GM dealers having an RSI less than 100, for either car or light duty truck, should also consider whether the use of a state average is fair under their specific market circumstances. There are certainly many states, which have such diversity in consumer preference that a comparison to the performance of other dealers within the same state is unfair. For example, in many metro markets there is a bias by the consuming public toward the purchase of import vehicles. If you are a GM dealer in such a metro market, there is a high likelihood that your RSI score will be below 100 in large part, if not exclusively, because you are being compared to GM dealers in other parts of the state where there is no such import-bias. If there is something unique about the purchasing preferences of the consuming public in your market as compared to other parts of the state, these factors should be set out in a response to GM’s Sales Performance Review.

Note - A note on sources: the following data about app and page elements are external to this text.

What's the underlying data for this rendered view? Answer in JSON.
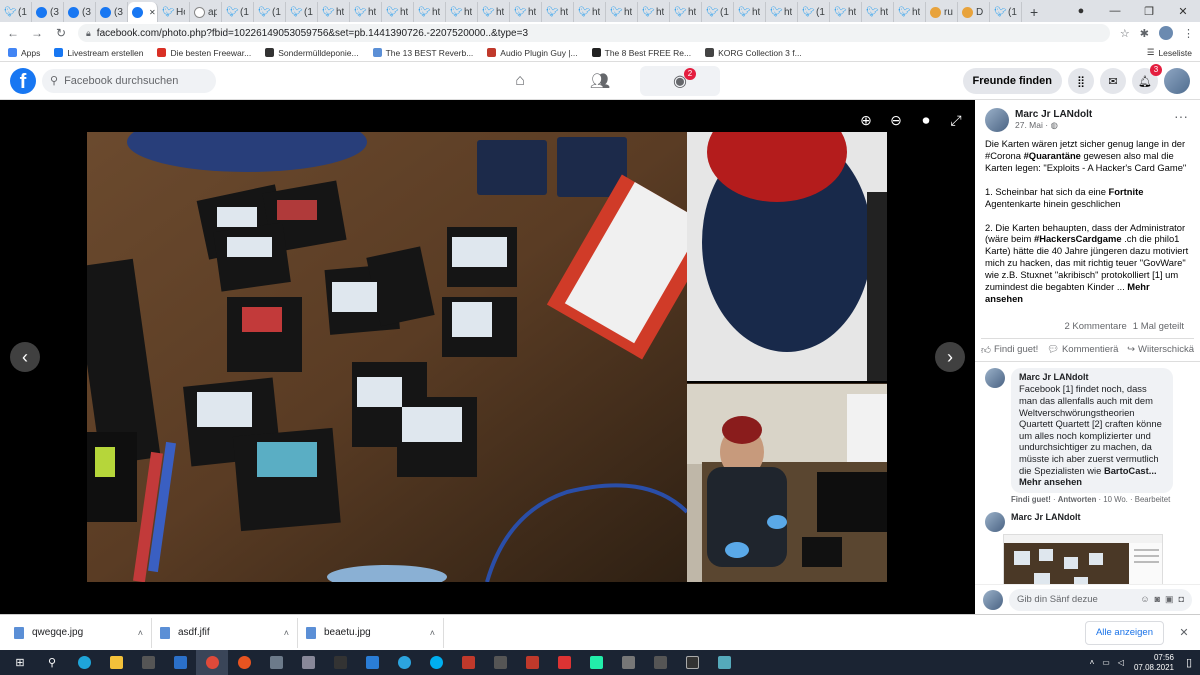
{
  "browser": {
    "tabs": [
      {
        "icon": "twitter",
        "title": "(1)"
      },
      {
        "icon": "facebook",
        "title": "(3)"
      },
      {
        "icon": "facebook",
        "title": "(3)"
      },
      {
        "icon": "facebook",
        "title": "(3)"
      },
      {
        "icon": "facebook",
        "title": "",
        "active": true
      },
      {
        "icon": "twitter",
        "title": "Ho"
      },
      {
        "icon": "google",
        "title": "ap"
      },
      {
        "icon": "twitter",
        "title": "(1)"
      },
      {
        "icon": "twitter",
        "title": "(1)"
      },
      {
        "icon": "twitter",
        "title": "(1)"
      },
      {
        "icon": "twitter",
        "title": "ht"
      },
      {
        "icon": "twitter",
        "title": "ht"
      },
      {
        "icon": "twitter",
        "title": "ht"
      },
      {
        "icon": "twitter",
        "title": "ht"
      },
      {
        "icon": "twitter",
        "title": "ht"
      },
      {
        "icon": "twitter",
        "title": "ht"
      },
      {
        "icon": "twitter",
        "title": "ht"
      },
      {
        "icon": "twitter",
        "title": "ht"
      },
      {
        "icon": "twitter",
        "title": "ht"
      },
      {
        "icon": "twitter",
        "title": "ht"
      },
      {
        "icon": "twitter",
        "title": "ht"
      },
      {
        "icon": "twitter",
        "title": "ht"
      },
      {
        "icon": "twitter",
        "title": "(1)"
      },
      {
        "icon": "twitter",
        "title": "ht"
      },
      {
        "icon": "twitter",
        "title": "ht"
      },
      {
        "icon": "twitter",
        "title": "(1)"
      },
      {
        "icon": "twitter",
        "title": "ht"
      },
      {
        "icon": "twitter",
        "title": "ht"
      },
      {
        "icon": "twitter",
        "title": "ht"
      },
      {
        "icon": "other",
        "title": "ru"
      },
      {
        "icon": "other",
        "title": "D"
      },
      {
        "icon": "twitter",
        "title": "(1)"
      }
    ],
    "url": "facebook.com/photo.php?fbid=10226149053059756&set=pb.1441390726.-2207520000..&type=3",
    "bookmarks": [
      {
        "label": "Apps",
        "color": "#4285f4"
      },
      {
        "label": "Livestream erstellen",
        "color": "#1877f2"
      },
      {
        "label": "Die besten Freewar...",
        "color": "#d93025"
      },
      {
        "label": "Sondermülldeponie...",
        "color": "#333333"
      },
      {
        "label": "The 13 BEST Reverb...",
        "color": "#5b8fd6"
      },
      {
        "label": "Audio Plugin Guy |...",
        "color": "#c0392b"
      },
      {
        "label": "The 8 Best FREE Re...",
        "color": "#222222"
      },
      {
        "label": "KORG Collection 3 f...",
        "color": "#444444"
      }
    ],
    "reading_list": "Leseliste"
  },
  "facebook": {
    "search_placeholder": "Facebook durchsuchen",
    "groups_badge": "2",
    "find_friends": "Freunde finden",
    "notif_badge": "3"
  },
  "post": {
    "author": "Marc Jr LANdolt",
    "date": "27. Mai",
    "para1_a": "Die Karten wären jetzt sicher genug lange in der #Corona ",
    "para1_tag": "#Quarantäne",
    "para1_b": " gewesen also mal die Karten legen: \"Exploits - A Hacker's Card Game\"",
    "para2_a": "1. Scheinbar hat sich da eine ",
    "para2_bold": "Fortnite",
    "para2_b": " Agentenkarte hinein geschlichen",
    "para3_a": "2. Die Karten behaupten, dass der Administrator (wäre beim ",
    "para3_tag": "#HackersCardgame",
    "para3_b": " .ch die philo1 Karte) hätte die 40 Jahre jüngeren dazu motiviert mich zu hacken, das mit richtig teuer \"GovWare\" wie z.B. Stuxnet \"akribisch\" protokolliert [1] um zumindest die begabten Kinder ... ",
    "more_label": "Mehr ansehen",
    "comments_count": "2 Kommentare",
    "shares_count": "1 Mal geteilt",
    "like_label": "Findi guet!",
    "comment_label": "Kommentierä",
    "share_label": "Wiiterschickä"
  },
  "comments": [
    {
      "author": "Marc Jr LANdolt",
      "text": "Facebook [1] findet noch, dass man das allenfalls auch mit dem Weltverschwörungstheorien Quartett Quartett [2] craften könne um alles noch komplizierter und undurchsichtiger zu machen, da müsste ich aber zuerst vermutlich die Spezialisten wie ",
      "mention": "BartoCast",
      "more": "... Mehr ansehen",
      "like": "Findi guet!",
      "reply": "Antworten",
      "time": "10 Wo.",
      "edited": "Bearbeitet"
    },
    {
      "author": "Marc Jr LANdolt"
    }
  ],
  "reply_placeholder": "Gib din Sänf dezue",
  "downloads": [
    {
      "name": "qwegqe.jpg"
    },
    {
      "name": "asdf.jfif"
    },
    {
      "name": "beaetu.jpg"
    }
  ],
  "show_all": "Alle anzeigen",
  "taskbar": {
    "time": "07:56",
    "date": "07.08.2021"
  }
}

One additional example of unique circumstances within a dealer’s market and outside of the dealer’s control, which is particularly poignant for GM dealers, is construction of an Essential Brand Elements compliant facility. GM’s RSI formula fails to take into account the disruption caused by construction at a dealership. We have GM dealers who have recently completed an EBE upgrade to their facilities at great cost to them only to have GM send them a Sales Performance Review showing their sales performance is less than satisfactory. These are facility upgrades, mind you, that GM insists that dealers make to their facilities! But for that insistence and the incentives tied to compliance with the EBE guidelines, most GM dealers would not see the need to renovate their facilities. So, for GM dealers who have conducted any significant facility construction during the first six months of 2011 and who have an RSI score of less than 100 in either car or light duty truck, we strongly recommend that a written response to the review include a description of the inconvenience to customers caused by the construction.
We have little doubt that the “new” GM is nothing more than the proverbial “lipstick on a pig” as compared to the “old” GM. Don’t be fooled by the lipstick, new GM would be more than happy to run dealers out of their franchise who they perceive are costing GM lost sales opportunities. GM, like most manufacturers, believes they always know best how a dealership is to be run and uses the arbitrary RSI formula to keep constant pressure on the dealer body without any consideration for a dealer’s specific market circumstances.